Then there are those of us who like our mucous membranes clear … Since we may not delight in runny noses or a scorching head rush during dinner, we can always save any fiery ingredients until the end of cooking or as a condiment at the serving table. It’s arguably more enjoyable to watch our daredevil dinner companions squirm and sweat, than it would be to eat a mouthful of blazing peppers.
Prep time: 10 minutes
Cook time: 1.5 hours
2/3 cup bacon drippings
1 cup all-purpose flour
1 bell pepper, with pith, stem and seeds removed
1 medium onion, with stem and skin removed
4 garlic cloves, with stem and skin removed
2 stalks celery
4 jalapeños, with stem removed (optional)
1 lb link andouille sausage
16 oz lump crab meat
2 lbs shrimp, peeled and deveined
1 quart chicken stock
2 tbsp Cajun seasoning
2 tsp salt
1 tsp thyme
2 bay leaves
In a large dutch oven, heat bacon drippings over medium heat. Once liquid and beginning to shimmer, whisk in flour. Stirring frequently, continue to cook until roux turns a deep caramel color and develops a nutty fragrance, about 30 minutes. Reduce heat if necessary to ensure mixture doesn’t burn.
While roux cooks, combine vegetables in a food processor or blender. Pulse/blend until minced. Add mixture to prepared roux and cook until vegetables are tender, about 10 minutes. Add in remaining ingredients and stir well to combine. Simmer on medium-low heat for 45 minutes. Serve hot over steamed white rice.
Prep time: 5 minutes
Cook time: 70 minutes
1 48-oz bag chicken wings
1/4 cup cayenne pepper sauce
1/4 cup Sriracha
4 tbsp butter, melted
1 tbsp honey
1 tsp paprika
1/2 tsp garlic powder
1/2 tsp chipotle chili powder
Preheat oven to 375ºF. Lay wings in a single layer on a parchment or foil lined baking sheet. Cook wings for 55-60 minutes, or until juices run clear. Combine remaining ingredients in a medium-sized bowl.
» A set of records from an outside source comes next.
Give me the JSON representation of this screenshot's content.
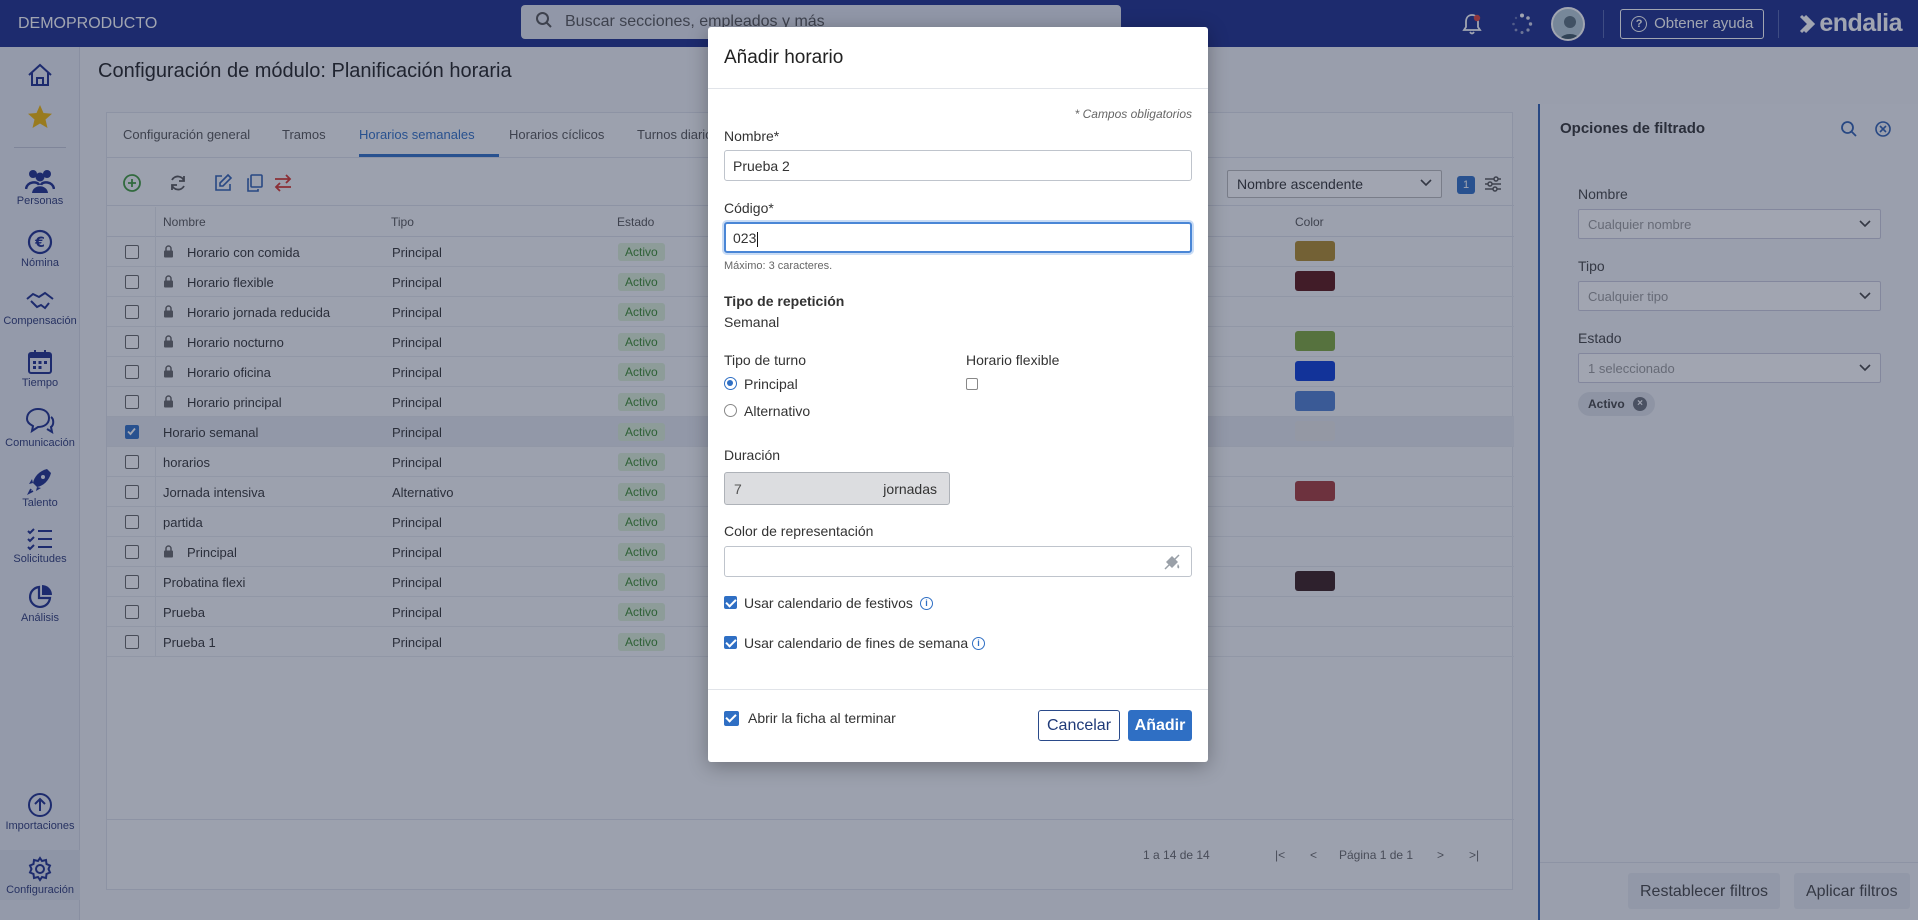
{
  "topbar": {
    "company": "DEMOPRODUCTO",
    "search_placeholder": "Buscar secciones, empleados y más",
    "help_label": "Obtener ayuda",
    "logo": "endalia"
  },
  "sidebar": {
    "items": [
      {
        "label": "",
        "icon": "home-icon"
      },
      {
        "label": "",
        "icon": "star-icon"
      },
      {
        "label": "Personas",
        "icon": "people-icon"
      },
      {
        "label": "Nómina",
        "icon": "euro-icon"
      },
      {
        "label": "Compensación",
        "icon": "handshake-icon"
      },
      {
        "label": "Tiempo",
        "icon": "calendar-icon"
      },
      {
        "label": "Comunicación",
        "icon": "chat-icon"
      },
      {
        "label": "Talento",
        "icon": "rocket-icon"
      },
      {
        "label": "Solicitudes",
        "icon": "checklist-icon"
      },
      {
        "label": "Análisis",
        "icon": "pie-chart-icon"
      },
      {
        "label": "Importaciones",
        "icon": "upload-icon"
      },
      {
        "label": "Configuración",
        "icon": "gear-icon"
      }
    ]
  },
  "page": {
    "title": "Configuración de módulo: Planificación horaria",
    "tabs": [
      "Configuración general",
      "Tramos",
      "Horarios semanales",
      "Horarios cíclicos",
      "Turnos diarios"
    ],
    "active_tab": "Horarios semanales",
    "sort_value": "Nombre ascendente",
    "filter_count": "1",
    "columns": {
      "name": "Nombre",
      "type": "Tipo",
      "status": "Estado",
      "color": "Color"
    },
    "rows": [
      {
        "name": "Horario con comida",
        "type": "Principal",
        "status": "Activo",
        "locked": true,
        "checked": false,
        "color": "#b08a2a"
      },
      {
        "name": "Horario flexible",
        "type": "Principal",
        "status": "Activo",
        "locked": true,
        "checked": false,
        "color": "#5a1414"
      },
      {
        "name": "Horario jornada reducida",
        "type": "Principal",
        "status": "Activo",
        "locked": true,
        "checked": false,
        "color": ""
      },
      {
        "name": "Horario nocturno",
        "type": "Principal",
        "status": "Activo",
        "locked": true,
        "checked": false,
        "color": "#7fa83a"
      },
      {
        "name": "Horario oficina",
        "type": "Principal",
        "status": "Activo",
        "locked": true,
        "checked": false,
        "color": "#0a3bd6"
      },
      {
        "name": "Horario principal",
        "type": "Principal",
        "status": "Activo",
        "locked": true,
        "checked": false,
        "color": "#4f7fd0"
      },
      {
        "name": "Horario semanal",
        "type": "Principal",
        "status": "Activo",
        "locked": false,
        "checked": true,
        "color": "#e9e9e9"
      },
      {
        "name": "horarios",
        "type": "Principal",
        "status": "Activo",
        "locked": false,
        "checked": false,
        "color": ""
      },
      {
        "name": "Jornada intensiva",
        "type": "Alternativo",
        "status": "Activo",
        "locked": false,
        "checked": false,
        "color": "#a53a3a"
      },
      {
        "name": "partida",
        "type": "Principal",
        "status": "Activo",
        "locked": false,
        "checked": false,
        "color": ""
      },
      {
        "name": "Principal",
        "type": "Principal",
        "status": "Activo",
        "locked": true,
        "checked": false,
        "color": ""
      },
      {
        "name": "Probatina flexi",
        "type": "Principal",
        "status": "Activo",
        "locked": false,
        "checked": false,
        "color": "#3a1c1c"
      },
      {
        "name": "Prueba",
        "type": "Principal",
        "status": "Activo",
        "locked": false,
        "checked": false,
        "color": ""
      },
      {
        "name": "Prueba 1",
        "type": "Principal",
        "status": "Activo",
        "locked": false,
        "checked": false,
        "color": ""
      }
    ],
    "pager": {
      "range": "1 a 14 de 14",
      "page": "Página 1 de 1"
    }
  },
  "filters": {
    "title": "Opciones de filtrado",
    "name_label": "Nombre",
    "name_placeholder": "Cualquier nombre",
    "type_label": "Tipo",
    "type_placeholder": "Cualquier tipo",
    "status_label": "Estado",
    "status_value": "1 seleccionado",
    "chip": "Activo",
    "reset": "Restablecer filtros",
    "apply": "Aplicar filtros"
  },
  "modal": {
    "title": "Añadir horario",
    "required_note": "* Campos obligatorios",
    "name_label": "Nombre*",
    "name_value": "Prueba 2",
    "code_label": "Código*",
    "code_value": "023",
    "code_hint": "Máximo: 3 caracteres.",
    "repeat_label": "Tipo de repetición",
    "repeat_value": "Semanal",
    "shift_label": "Tipo de turno",
    "shift_principal": "Principal",
    "shift_alternativo": "Alternativo",
    "flex_label": "Horario flexible",
    "duration_label": "Duración",
    "duration_value": "7",
    "duration_unit": "jornadas",
    "color_label": "Color de representación",
    "holidays_label": "Usar calendario de festivos",
    "weekends_label": "Usar calendario de fines de semana",
    "open_after_label": "Abrir la ficha al terminar",
    "cancel": "Cancelar",
    "add": "Añadir"
  }
}
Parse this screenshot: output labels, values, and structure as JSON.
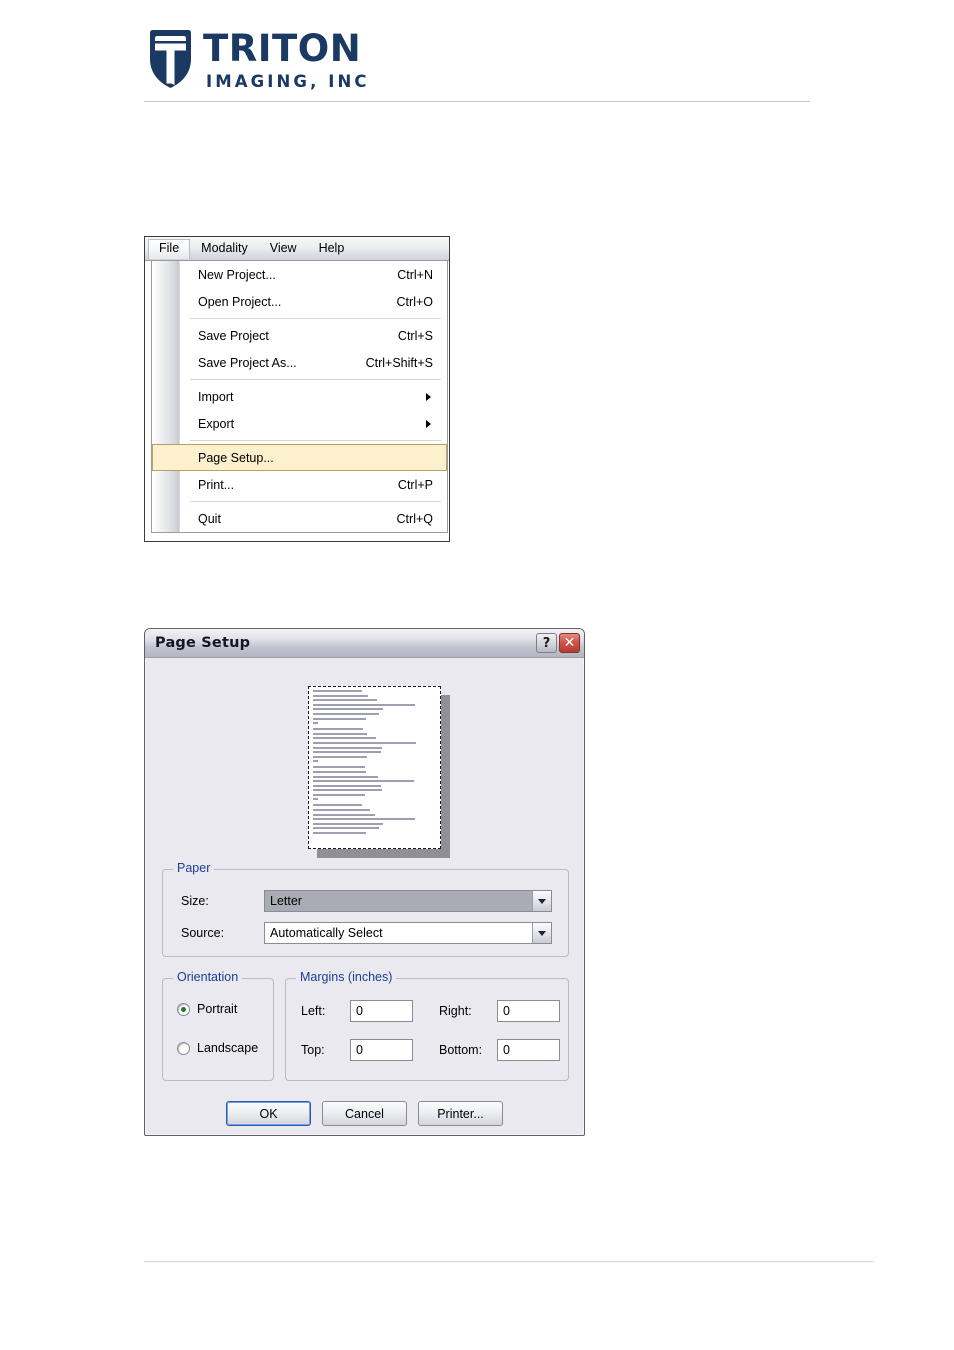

Brush sauce liberally on wings and enjoy with blue cheese or ranch dressing.
Prep time: 5 minutes
Inactive prep time: 4-24 hours
Cook time: 55 minutes
2 lbs beef stew meat
2 tbsp olive oil
1 medium onion, chopped
1/4 cup tomato paste
1 cup beef broth
2 tbsp red wine vinegar
1 tsp sugar
1 tsp salt
1/2 tsp ground black pepper
3 tbsp red wine vinegar
5 dried red chili peppers
8 cloves garlic
1 tsp fresh ginger, grated
2 tsp coriander seeds or 1 1/2 tsp ground coriander
1 tsp turmeric
1 tsp cumin seeds or 3/4 tsp ground cumin
2” cinnamon stick or 3/4 tsp cinnamon
1 tsp mustard seeds or 3/4 tsp ground mustard
1/4 tsp cardamom pods or 1/8 tsp ground cardamom
1/4 tsp peppercorns or ground pepper
4 whole cloves or a large pinch of ground cloves
If using whole spices, bloom the spices in 2 tbsp olive oil over medium heat for 3-4 minutes, until fragrant but not browned. Transfer whole spices to a food processor and blend until very fine, or crush into a fine paste using a mortar and pestle. Combine spices and remaining ingredients for marinade, along with stew meat, into a large Ziploc bag. Refrigerate for at least 4 hours, or up to 24 hours.
Heat olive oil in a large pan over medium heat. Once oil begins to shimmer, add onion and sweat until translucent, about 3 minutes. Add marinated beef, salt, and pepper, and cook an additional 15 minutes, or until browned on all sides. Finally, add remaining ingredients and heat to a boil. Reduce heat to a simmer, and continue to cook until meat is tender, another 30 minutes. Stir vindaloo occasionally and add additional broth, as necessary, to maintain desired sauce viscosity.